**Work instructions:** In the entries that follow, find each line with the word "rightArray" and copy it.

**Excerpts from a dataset:**
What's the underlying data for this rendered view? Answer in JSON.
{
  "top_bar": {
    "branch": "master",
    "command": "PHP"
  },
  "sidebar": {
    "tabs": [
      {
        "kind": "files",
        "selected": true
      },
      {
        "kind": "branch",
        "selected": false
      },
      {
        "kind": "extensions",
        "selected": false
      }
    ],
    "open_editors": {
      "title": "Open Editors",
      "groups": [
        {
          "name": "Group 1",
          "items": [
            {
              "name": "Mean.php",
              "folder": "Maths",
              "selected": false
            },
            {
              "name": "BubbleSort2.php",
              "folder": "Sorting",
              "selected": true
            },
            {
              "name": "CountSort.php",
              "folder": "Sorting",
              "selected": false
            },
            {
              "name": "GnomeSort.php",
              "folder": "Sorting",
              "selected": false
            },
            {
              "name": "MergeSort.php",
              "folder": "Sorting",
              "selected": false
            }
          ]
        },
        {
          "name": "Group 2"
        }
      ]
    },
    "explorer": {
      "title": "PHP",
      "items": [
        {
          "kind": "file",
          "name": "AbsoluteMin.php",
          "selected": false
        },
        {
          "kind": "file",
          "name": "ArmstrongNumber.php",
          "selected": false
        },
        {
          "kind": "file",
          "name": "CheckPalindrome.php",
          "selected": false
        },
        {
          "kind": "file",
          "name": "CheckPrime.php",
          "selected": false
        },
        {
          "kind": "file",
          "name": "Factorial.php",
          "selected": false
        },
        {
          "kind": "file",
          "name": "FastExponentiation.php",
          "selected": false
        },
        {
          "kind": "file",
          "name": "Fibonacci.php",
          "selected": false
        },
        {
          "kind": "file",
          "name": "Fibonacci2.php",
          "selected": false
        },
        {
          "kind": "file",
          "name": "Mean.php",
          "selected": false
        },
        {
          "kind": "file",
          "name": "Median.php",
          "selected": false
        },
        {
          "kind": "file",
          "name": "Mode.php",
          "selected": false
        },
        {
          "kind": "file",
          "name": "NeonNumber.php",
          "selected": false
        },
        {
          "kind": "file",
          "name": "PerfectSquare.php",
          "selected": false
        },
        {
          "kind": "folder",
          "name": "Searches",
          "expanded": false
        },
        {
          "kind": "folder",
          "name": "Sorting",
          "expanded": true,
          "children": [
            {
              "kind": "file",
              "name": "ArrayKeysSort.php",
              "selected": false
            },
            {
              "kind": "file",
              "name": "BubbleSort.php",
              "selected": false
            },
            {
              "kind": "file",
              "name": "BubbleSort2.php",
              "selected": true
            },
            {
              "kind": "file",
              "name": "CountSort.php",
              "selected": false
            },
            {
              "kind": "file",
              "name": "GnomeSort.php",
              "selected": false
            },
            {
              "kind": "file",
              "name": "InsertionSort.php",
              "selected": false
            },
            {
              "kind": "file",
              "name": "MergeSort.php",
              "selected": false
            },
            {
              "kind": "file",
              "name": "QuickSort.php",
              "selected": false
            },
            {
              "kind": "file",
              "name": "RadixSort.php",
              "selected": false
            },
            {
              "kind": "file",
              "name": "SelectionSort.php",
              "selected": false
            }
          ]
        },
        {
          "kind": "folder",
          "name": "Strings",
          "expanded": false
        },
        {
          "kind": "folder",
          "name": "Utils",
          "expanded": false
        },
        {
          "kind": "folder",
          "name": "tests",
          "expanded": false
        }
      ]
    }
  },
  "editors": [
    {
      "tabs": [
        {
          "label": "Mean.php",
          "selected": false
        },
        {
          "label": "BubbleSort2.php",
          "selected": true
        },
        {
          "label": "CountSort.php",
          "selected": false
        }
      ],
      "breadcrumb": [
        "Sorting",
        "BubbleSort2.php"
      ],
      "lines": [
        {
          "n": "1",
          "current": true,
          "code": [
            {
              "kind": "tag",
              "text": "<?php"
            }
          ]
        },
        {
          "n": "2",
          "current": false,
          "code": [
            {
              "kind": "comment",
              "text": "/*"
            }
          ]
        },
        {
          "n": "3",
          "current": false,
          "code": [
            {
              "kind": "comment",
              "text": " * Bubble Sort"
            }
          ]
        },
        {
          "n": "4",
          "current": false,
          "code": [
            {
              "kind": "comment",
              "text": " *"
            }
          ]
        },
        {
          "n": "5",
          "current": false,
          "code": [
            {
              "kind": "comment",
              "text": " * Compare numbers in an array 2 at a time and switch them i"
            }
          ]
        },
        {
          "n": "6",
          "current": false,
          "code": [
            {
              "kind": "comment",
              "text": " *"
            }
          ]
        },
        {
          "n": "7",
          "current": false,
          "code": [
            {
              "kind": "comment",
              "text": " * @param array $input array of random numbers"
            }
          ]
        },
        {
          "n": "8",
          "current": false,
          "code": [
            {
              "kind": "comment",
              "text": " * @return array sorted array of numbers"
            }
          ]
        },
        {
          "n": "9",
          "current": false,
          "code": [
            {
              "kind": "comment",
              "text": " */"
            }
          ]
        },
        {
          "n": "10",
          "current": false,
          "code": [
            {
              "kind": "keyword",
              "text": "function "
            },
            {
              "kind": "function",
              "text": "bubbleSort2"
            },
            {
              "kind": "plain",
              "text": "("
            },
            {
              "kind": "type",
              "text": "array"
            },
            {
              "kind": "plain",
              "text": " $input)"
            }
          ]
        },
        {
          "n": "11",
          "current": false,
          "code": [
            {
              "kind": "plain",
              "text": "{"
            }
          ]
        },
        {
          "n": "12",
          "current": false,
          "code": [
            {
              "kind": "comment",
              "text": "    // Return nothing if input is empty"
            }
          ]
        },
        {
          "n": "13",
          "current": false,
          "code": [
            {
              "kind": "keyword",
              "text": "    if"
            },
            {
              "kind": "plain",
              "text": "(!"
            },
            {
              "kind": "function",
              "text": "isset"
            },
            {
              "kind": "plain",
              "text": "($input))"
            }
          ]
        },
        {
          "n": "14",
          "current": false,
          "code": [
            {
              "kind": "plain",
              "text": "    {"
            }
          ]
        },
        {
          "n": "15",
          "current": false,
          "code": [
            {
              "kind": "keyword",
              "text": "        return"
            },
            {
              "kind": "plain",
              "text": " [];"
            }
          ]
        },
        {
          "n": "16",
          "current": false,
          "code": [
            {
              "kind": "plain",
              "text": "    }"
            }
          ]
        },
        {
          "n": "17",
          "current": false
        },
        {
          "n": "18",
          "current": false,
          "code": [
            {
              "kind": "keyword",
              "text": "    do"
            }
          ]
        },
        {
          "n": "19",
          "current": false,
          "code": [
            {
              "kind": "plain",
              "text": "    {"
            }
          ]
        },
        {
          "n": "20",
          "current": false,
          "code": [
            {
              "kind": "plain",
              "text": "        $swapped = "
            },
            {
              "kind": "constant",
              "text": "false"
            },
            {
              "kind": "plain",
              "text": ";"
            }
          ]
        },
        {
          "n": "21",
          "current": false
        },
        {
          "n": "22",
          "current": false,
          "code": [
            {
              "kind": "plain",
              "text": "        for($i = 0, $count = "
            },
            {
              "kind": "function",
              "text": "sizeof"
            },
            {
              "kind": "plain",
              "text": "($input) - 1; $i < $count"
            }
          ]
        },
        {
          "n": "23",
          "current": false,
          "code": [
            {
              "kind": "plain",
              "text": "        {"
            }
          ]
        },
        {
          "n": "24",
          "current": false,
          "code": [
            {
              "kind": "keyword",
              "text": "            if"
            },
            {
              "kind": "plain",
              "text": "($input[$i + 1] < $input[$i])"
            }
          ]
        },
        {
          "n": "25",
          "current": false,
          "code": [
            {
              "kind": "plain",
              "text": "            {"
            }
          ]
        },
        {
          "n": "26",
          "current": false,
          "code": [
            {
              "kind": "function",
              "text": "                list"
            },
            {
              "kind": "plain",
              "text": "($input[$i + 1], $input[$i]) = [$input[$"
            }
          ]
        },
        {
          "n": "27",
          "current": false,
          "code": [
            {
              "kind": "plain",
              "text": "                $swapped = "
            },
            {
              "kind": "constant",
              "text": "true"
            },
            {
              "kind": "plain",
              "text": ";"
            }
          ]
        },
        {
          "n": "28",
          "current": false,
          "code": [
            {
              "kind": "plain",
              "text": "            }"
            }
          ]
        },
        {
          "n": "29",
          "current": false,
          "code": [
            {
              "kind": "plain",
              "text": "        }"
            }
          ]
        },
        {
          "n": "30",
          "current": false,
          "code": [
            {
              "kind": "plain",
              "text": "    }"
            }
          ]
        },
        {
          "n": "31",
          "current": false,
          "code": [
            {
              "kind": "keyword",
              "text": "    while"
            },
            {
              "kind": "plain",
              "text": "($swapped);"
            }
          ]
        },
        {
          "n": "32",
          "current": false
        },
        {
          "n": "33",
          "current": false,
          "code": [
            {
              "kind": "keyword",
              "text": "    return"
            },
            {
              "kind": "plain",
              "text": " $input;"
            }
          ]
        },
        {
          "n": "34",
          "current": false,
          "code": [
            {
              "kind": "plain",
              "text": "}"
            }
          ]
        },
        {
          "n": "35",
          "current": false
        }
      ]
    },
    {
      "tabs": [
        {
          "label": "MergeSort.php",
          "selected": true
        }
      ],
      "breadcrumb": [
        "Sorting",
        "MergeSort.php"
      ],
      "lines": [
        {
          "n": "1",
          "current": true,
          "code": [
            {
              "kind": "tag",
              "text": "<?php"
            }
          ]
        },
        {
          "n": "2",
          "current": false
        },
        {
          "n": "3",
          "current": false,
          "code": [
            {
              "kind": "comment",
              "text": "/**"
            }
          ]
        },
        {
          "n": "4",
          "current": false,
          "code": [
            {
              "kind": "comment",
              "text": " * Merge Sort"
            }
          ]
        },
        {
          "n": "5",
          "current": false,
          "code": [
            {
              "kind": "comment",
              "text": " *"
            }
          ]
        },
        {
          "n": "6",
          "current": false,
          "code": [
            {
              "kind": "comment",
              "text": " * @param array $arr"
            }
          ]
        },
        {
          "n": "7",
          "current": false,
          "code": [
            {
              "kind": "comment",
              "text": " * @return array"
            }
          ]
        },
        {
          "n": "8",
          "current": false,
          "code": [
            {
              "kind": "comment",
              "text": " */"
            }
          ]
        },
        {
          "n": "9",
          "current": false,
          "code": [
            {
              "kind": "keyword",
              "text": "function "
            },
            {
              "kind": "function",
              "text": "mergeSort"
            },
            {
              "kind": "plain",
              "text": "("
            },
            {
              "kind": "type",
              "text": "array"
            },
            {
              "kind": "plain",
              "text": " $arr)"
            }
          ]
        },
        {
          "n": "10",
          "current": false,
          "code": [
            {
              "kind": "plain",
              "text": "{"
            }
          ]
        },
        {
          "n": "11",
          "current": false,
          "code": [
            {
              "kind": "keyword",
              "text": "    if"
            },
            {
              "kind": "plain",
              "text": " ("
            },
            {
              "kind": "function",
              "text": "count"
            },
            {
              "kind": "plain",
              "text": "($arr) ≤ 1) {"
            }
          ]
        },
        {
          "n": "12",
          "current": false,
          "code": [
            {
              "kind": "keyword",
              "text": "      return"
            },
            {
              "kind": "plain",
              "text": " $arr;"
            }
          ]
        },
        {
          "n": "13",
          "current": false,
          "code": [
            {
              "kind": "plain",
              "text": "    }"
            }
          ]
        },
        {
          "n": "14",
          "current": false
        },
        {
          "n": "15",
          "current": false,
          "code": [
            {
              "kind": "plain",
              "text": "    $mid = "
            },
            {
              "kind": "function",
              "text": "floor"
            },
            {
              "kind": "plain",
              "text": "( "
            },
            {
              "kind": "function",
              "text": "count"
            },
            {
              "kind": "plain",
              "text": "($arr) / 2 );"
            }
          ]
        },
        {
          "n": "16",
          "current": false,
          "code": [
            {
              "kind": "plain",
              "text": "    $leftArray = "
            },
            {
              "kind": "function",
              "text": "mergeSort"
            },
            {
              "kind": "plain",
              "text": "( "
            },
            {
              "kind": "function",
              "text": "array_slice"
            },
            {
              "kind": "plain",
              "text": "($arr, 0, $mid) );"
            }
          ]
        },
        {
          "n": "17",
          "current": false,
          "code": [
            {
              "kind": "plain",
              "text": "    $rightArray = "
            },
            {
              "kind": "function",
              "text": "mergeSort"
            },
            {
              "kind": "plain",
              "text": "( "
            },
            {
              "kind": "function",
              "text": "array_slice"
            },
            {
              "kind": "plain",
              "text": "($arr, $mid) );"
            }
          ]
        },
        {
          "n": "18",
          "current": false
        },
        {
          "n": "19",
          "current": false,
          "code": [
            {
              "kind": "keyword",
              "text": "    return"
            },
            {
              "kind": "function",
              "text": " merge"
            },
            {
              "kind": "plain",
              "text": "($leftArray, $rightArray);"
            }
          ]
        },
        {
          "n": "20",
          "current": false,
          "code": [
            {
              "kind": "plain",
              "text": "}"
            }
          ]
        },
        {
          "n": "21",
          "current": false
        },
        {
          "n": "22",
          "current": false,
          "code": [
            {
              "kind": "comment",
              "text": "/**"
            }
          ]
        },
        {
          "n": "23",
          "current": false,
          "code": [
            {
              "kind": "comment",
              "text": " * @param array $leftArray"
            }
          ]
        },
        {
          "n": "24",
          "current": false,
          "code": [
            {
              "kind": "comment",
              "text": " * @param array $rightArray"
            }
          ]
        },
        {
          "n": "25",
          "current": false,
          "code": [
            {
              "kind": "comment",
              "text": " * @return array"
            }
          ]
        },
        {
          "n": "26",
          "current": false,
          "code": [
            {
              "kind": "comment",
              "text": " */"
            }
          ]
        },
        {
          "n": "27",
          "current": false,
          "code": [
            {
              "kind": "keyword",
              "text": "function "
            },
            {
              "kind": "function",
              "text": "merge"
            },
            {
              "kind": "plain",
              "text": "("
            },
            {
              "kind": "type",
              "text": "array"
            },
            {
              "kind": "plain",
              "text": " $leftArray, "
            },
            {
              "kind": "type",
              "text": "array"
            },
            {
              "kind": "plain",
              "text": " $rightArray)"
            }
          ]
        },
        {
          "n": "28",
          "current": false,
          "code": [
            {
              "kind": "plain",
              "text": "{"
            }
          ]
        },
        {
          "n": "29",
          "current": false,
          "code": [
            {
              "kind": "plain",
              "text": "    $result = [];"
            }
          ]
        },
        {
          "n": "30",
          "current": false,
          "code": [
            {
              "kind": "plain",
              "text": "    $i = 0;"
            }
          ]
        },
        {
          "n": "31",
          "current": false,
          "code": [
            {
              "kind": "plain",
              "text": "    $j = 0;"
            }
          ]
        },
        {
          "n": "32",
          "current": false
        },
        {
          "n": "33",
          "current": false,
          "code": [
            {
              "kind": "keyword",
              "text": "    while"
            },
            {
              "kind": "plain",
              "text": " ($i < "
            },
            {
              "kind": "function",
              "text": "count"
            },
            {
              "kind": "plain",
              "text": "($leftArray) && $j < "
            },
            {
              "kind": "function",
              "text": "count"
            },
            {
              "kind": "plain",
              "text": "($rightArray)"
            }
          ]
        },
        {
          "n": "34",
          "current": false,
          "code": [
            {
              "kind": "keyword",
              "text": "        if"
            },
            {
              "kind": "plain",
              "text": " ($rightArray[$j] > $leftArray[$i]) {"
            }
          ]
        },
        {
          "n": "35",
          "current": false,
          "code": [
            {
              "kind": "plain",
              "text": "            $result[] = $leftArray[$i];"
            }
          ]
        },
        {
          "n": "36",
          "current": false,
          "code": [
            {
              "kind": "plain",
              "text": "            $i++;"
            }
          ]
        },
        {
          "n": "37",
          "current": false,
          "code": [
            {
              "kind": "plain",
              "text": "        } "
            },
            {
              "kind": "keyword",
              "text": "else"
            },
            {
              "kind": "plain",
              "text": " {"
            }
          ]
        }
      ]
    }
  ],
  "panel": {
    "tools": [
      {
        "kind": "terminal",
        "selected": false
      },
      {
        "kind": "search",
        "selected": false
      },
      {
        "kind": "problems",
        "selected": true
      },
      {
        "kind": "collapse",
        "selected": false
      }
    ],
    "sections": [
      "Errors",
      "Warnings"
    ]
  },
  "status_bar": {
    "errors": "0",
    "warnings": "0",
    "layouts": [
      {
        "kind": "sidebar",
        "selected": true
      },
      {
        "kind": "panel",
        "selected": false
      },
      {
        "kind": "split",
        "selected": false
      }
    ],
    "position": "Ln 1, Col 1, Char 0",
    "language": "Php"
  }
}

**Your response:**
              "text": "    $rightArray = "
              "text": "($leftArray, $rightArray);"
              "text": " * @param array $rightArray"
              "text": " $rightArray)"
              "text": "($rightArray)"
              "text": " ($rightArray[$j] > $leftArray[$i]) {"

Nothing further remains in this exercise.